Man who helped save kidnapped Ohio women claims he's homeless, broke after becoming famous
The man who helped three missing Cleveland women escape from captivity quickly became a national hero, but now says that he is unemployed, broke, and homeless.
In early May, 45-year-old Cleveland resident Charles Ramsey quickly became a national hero after helping rescue three women who were held captive against their will for a decade.
Video interviews with Ramsey went viral on the Internet, and his name quickly became a trending topic on Twitter. As a result of his heroic act and his newfound fame, Ramsey made about $50,000 from corporate speaking engagements and private donations, he told the Daily Mail in an exclusive interview.
Even though Ramsey worked as a restaurant dishwasher and made little money, he previously told CNN’s Anderson Cooper that he would not accept any rewards offered by the FBI.

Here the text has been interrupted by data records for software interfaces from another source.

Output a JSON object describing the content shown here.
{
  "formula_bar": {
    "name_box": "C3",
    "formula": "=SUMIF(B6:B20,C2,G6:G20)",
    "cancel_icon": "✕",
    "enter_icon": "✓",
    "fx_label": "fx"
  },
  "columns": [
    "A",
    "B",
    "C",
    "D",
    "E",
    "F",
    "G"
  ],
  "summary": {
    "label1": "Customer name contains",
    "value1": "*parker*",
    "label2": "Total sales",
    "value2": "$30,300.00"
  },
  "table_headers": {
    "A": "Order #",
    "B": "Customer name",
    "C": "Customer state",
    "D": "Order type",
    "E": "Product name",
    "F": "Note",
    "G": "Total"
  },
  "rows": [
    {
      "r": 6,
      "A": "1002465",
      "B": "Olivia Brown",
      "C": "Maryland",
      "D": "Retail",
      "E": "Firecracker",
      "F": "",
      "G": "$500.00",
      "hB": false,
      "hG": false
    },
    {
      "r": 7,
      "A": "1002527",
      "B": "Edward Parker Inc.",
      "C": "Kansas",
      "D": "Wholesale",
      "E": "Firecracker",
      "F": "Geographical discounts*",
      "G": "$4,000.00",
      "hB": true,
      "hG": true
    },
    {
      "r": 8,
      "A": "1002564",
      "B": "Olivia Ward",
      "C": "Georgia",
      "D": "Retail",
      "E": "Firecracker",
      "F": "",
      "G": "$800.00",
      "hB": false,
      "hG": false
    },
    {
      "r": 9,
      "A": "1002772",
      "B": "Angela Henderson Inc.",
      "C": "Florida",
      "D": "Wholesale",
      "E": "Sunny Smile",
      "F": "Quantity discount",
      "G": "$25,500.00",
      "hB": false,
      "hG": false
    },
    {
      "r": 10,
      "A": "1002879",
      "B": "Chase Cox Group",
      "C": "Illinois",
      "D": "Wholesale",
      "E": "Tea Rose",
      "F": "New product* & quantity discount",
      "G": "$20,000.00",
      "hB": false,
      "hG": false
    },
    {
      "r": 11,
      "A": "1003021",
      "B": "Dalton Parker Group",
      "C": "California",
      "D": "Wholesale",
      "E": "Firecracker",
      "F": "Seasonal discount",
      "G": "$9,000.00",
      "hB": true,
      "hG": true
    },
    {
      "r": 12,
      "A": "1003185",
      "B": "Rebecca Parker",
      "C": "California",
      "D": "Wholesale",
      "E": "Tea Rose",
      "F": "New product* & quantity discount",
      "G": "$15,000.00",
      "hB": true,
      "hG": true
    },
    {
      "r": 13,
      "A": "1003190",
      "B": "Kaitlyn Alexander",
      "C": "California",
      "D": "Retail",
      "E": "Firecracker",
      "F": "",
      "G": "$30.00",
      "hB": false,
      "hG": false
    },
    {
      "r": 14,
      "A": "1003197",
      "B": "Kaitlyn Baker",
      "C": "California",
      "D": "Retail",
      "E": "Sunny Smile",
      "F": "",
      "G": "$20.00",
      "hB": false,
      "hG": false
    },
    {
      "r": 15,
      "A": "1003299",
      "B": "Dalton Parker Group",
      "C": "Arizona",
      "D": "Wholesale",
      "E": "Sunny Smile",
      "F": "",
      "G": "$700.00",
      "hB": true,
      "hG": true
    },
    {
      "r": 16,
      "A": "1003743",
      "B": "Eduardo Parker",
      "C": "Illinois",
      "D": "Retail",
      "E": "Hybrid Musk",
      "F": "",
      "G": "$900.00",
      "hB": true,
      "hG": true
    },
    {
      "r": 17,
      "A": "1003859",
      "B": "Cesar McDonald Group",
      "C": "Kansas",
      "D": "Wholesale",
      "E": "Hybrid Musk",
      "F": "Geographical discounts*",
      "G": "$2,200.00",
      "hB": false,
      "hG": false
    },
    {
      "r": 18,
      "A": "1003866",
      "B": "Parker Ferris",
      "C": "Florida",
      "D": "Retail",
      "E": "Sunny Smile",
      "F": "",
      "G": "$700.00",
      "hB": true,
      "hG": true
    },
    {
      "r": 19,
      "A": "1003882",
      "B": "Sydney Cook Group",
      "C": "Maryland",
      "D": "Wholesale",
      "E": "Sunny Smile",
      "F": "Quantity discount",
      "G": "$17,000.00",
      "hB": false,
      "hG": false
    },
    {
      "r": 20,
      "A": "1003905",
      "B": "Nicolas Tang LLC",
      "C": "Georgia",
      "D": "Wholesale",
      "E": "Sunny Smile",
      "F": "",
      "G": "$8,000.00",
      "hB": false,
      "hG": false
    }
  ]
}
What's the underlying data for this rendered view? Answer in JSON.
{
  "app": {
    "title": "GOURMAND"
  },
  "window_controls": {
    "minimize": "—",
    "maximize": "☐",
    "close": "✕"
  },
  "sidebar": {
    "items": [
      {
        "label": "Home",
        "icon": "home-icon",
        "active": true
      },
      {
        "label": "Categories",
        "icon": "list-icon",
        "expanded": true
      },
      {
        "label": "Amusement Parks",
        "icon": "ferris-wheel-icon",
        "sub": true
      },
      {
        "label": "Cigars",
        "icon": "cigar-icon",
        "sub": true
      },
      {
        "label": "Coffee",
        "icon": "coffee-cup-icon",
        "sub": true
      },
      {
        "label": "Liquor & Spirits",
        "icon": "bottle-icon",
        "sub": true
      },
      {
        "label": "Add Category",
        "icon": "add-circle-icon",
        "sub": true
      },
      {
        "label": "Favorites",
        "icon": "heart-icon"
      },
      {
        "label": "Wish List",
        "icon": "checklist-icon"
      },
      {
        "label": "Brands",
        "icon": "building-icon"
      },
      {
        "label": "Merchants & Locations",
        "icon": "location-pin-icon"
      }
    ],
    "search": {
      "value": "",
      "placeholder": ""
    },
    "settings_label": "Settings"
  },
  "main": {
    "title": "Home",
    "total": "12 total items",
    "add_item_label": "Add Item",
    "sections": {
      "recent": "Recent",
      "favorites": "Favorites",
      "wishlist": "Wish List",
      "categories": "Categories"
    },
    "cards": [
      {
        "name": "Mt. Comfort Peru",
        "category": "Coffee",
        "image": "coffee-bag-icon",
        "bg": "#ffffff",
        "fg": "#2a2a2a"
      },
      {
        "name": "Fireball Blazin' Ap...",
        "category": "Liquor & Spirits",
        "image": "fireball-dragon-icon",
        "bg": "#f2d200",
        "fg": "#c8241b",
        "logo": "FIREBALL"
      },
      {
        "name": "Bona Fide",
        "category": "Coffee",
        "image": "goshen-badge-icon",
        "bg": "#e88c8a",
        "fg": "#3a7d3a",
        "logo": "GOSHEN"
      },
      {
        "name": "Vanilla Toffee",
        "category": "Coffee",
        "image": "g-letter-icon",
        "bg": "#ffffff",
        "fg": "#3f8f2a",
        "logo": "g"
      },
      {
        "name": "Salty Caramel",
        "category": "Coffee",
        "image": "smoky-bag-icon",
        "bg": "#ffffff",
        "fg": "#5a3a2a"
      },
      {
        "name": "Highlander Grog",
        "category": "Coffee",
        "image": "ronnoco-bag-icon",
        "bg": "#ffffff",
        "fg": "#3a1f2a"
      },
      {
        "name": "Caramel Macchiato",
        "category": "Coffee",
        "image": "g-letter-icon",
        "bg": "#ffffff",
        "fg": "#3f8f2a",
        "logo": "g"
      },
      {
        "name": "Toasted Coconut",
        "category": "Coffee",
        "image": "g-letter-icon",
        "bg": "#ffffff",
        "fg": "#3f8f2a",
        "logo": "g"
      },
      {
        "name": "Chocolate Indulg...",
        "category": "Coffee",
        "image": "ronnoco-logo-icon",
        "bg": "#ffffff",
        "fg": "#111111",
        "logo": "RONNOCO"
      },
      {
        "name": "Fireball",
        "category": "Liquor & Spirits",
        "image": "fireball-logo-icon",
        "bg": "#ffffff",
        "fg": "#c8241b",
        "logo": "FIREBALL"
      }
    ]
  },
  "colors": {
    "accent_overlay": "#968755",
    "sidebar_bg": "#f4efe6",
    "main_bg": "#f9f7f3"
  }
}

Although Ramsey accepted roughly $50,000, he now claims he is homeless and broke, and that his life has been destroyed by his newfound fame. Ramsey told the Daily Mail that he was fired from his restaurant job because too many customers tracked him down to shake his hand. He claims that he can’t keep a job because the attention distracts from the work. And he contends that he is homeless because no landlord wants to go through the hassle of taking in a tenant surrounded by so much media attention. He says he has been sleeping on couches for weeks.

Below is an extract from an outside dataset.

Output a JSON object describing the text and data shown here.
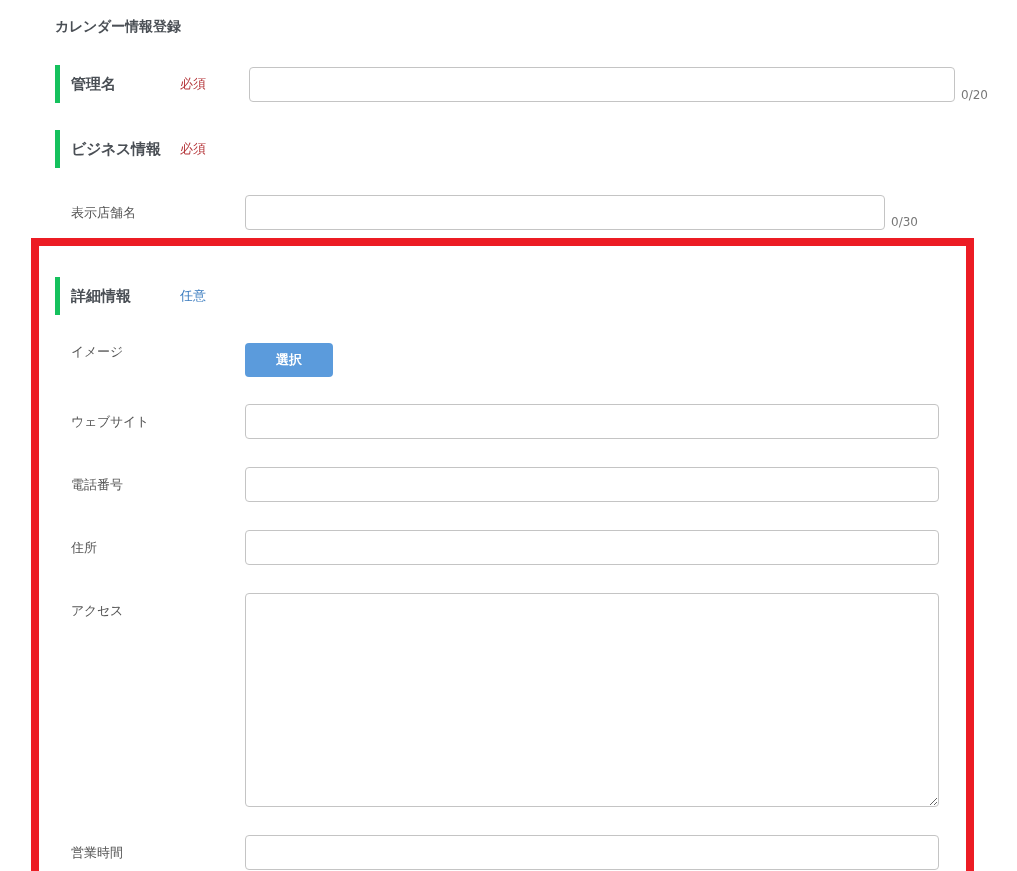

“I’m broke, bro, and that’s the truth,” Ramsey told the British tabloid, explaining that his life has been a “rollercoaster that just hasn’t stopped yet.”

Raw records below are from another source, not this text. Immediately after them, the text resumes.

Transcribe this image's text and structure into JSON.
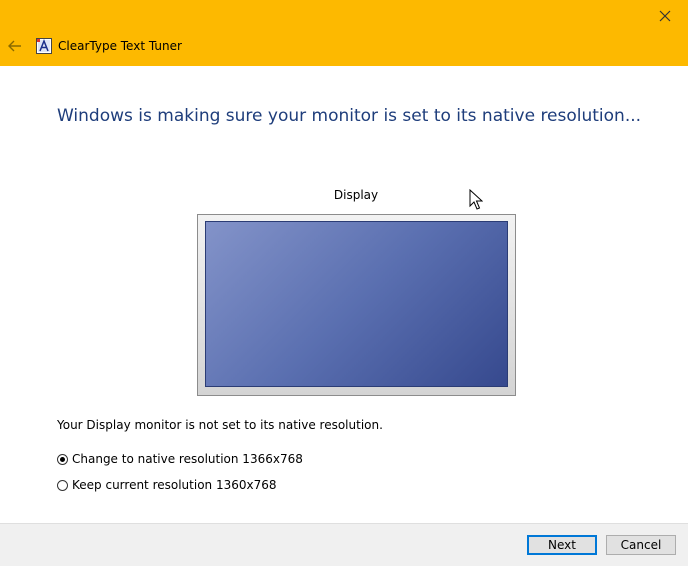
{
  "window": {
    "title": "ClearType Text Tuner",
    "icons": {
      "back": "back-arrow-icon",
      "app": "cleartype-app-icon",
      "close": "close-icon"
    },
    "accent_color": "#fdb900"
  },
  "content": {
    "heading": "Windows is making sure your monitor is set to its native resolution...",
    "display_label": "Display",
    "message": "Your Display monitor is not set to its native resolution.",
    "options": [
      {
        "label": "Change to native resolution 1366x768",
        "selected": true
      },
      {
        "label": "Keep current resolution 1360x768",
        "selected": false
      }
    ]
  },
  "buttons": {
    "next": "Next",
    "cancel": "Cancel"
  }
}
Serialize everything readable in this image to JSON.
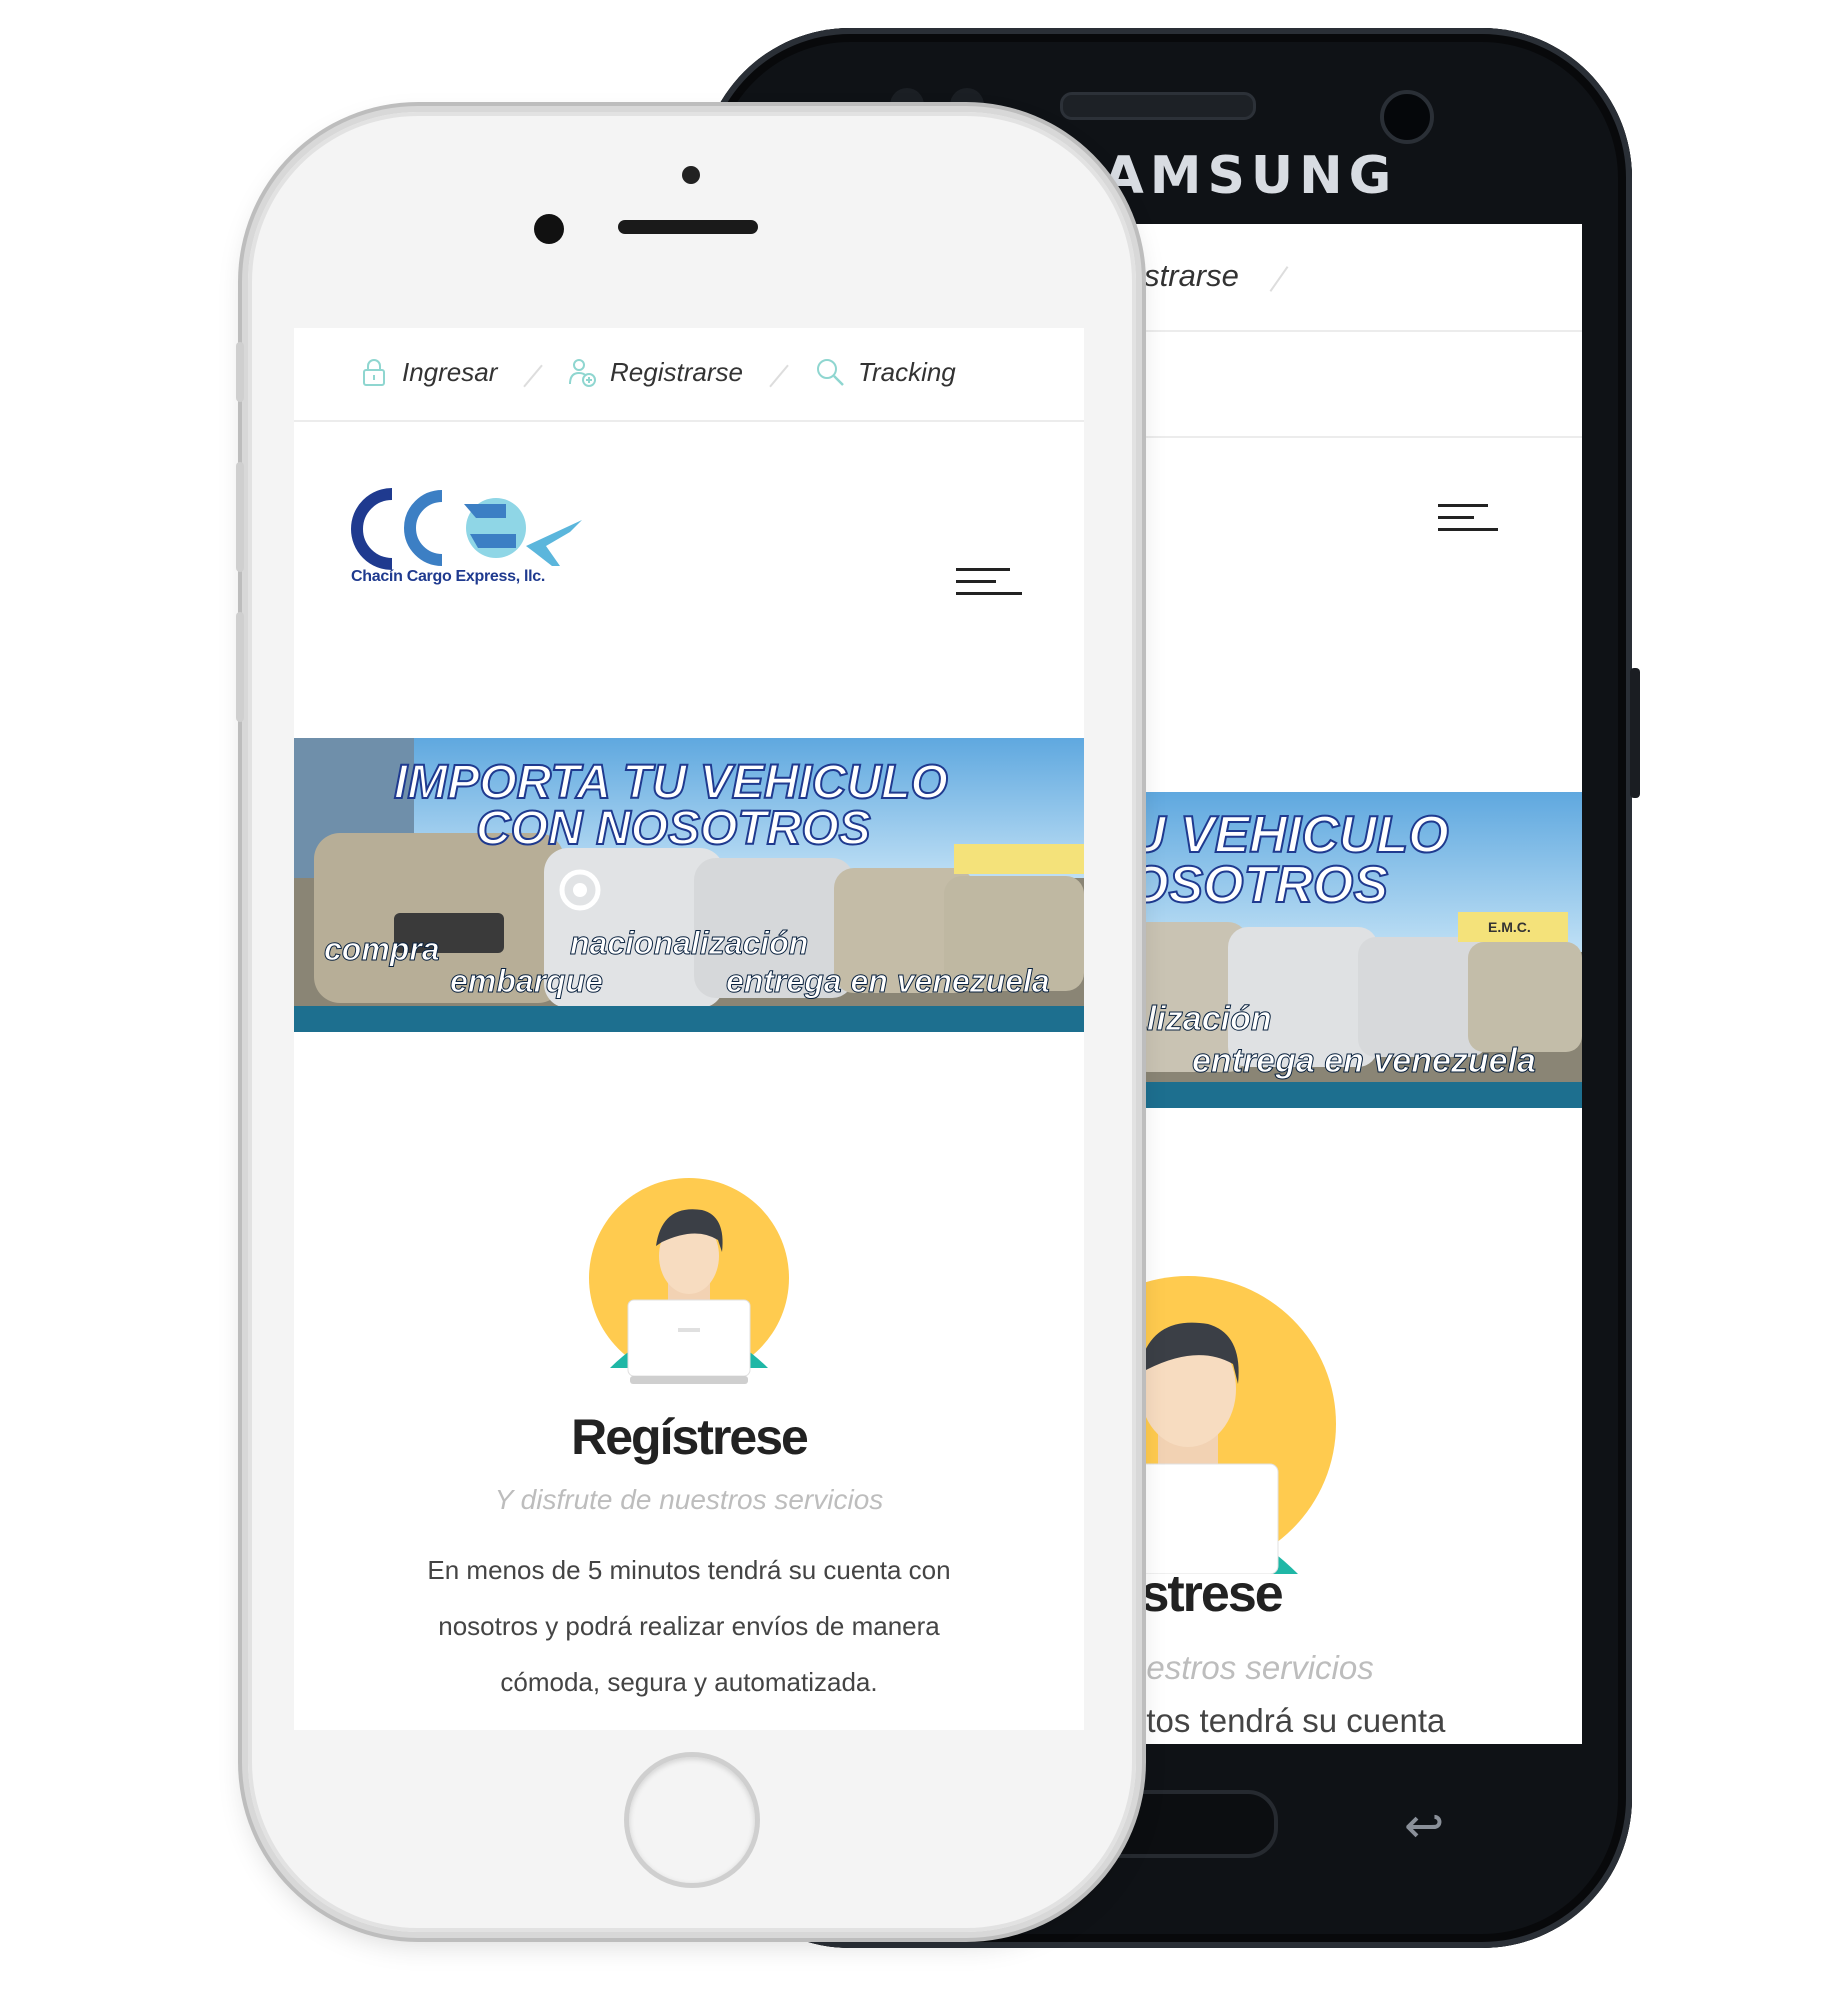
{
  "back_phone": {
    "brand": "SAMSUNG",
    "nav_partial": "gistrarse",
    "banner_line1": "U VEHICULO",
    "banner_line2": "OSOTROS",
    "banner_partial_1": "alización",
    "banner_partial_2": "entrega en venezuela",
    "title_partial": "ístrese",
    "subtitle_partial": "uestros servicios",
    "body_partial": "utos tendrá su cuenta"
  },
  "nav": {
    "login_label": "Ingresar",
    "register_label": "Registrarse",
    "tracking_label": "Tracking"
  },
  "logo": {
    "text": "Chacín Cargo Express, llc."
  },
  "banner": {
    "headline_1": "IMPORTA TU VEHICULO",
    "headline_2": "CON NOSOTROS",
    "bullet_1": "compra",
    "bullet_2": "nacionalización",
    "bullet_3": "embarque",
    "bullet_4": "entrega en venezuela",
    "sign": "E.M.C."
  },
  "register": {
    "title": "Regístrese",
    "subtitle": "Y disfrute de nuestros servicios",
    "body": "En menos de 5 minutos tendrá su cuenta con nosotros y podrá realizar envíos de manera cómoda, segura y automatizada."
  },
  "colors": {
    "accent_blue": "#1f3a8f",
    "avatar_yellow": "#ffcb4f",
    "shirt_teal": "#1fb7a6",
    "banner_text": "#ffffff"
  }
}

He also told the Mail that those who believe he has a lot of money have “very, very small brains”.
But just a few weeks ago, Ramsey spent $8,000 on a BMW, boasted about his earnings and even started a business selling $25 T-shirts with his face printed on them. Ramsey’s neighbors argued that he exaggerated his role in the rescue to gain the fame that he now claims not to want.
When asked what he did with the $50,000 he received from speaking engagements and private donors, Ramsey said he had a lot of expenses, and that “money goes fast if you have bills.” He says a car is a small and necessary expense.
But Ramsey’s arguments starkly contradict those made by neighbors and other Cleveland residents who know him. Aurora Marti, a 75-year-old neighbor who lives across the street from kidnapper Ariel Castro’s house, said Ramsey has been wasting the money he received.
“Charles has been living it up, he's been drinking and smoking,” she said. “He bought a new BMW and came by a few weeks ago at night telling my son that he was going to be rich. He made a T-shirt with his face on it that he was selling for $25. I told my neighbor to buy one so I could burn it… He's been to Washington, New York, Florida. He's been everywhere. He's just been telling lies. He wants the money.”
It remains unclear to what extent Ramsey’s statements are true, but both neighborhood residents and Ramsey himself admit that the Cleveland man has already spent a large portion of his fame-related earnings.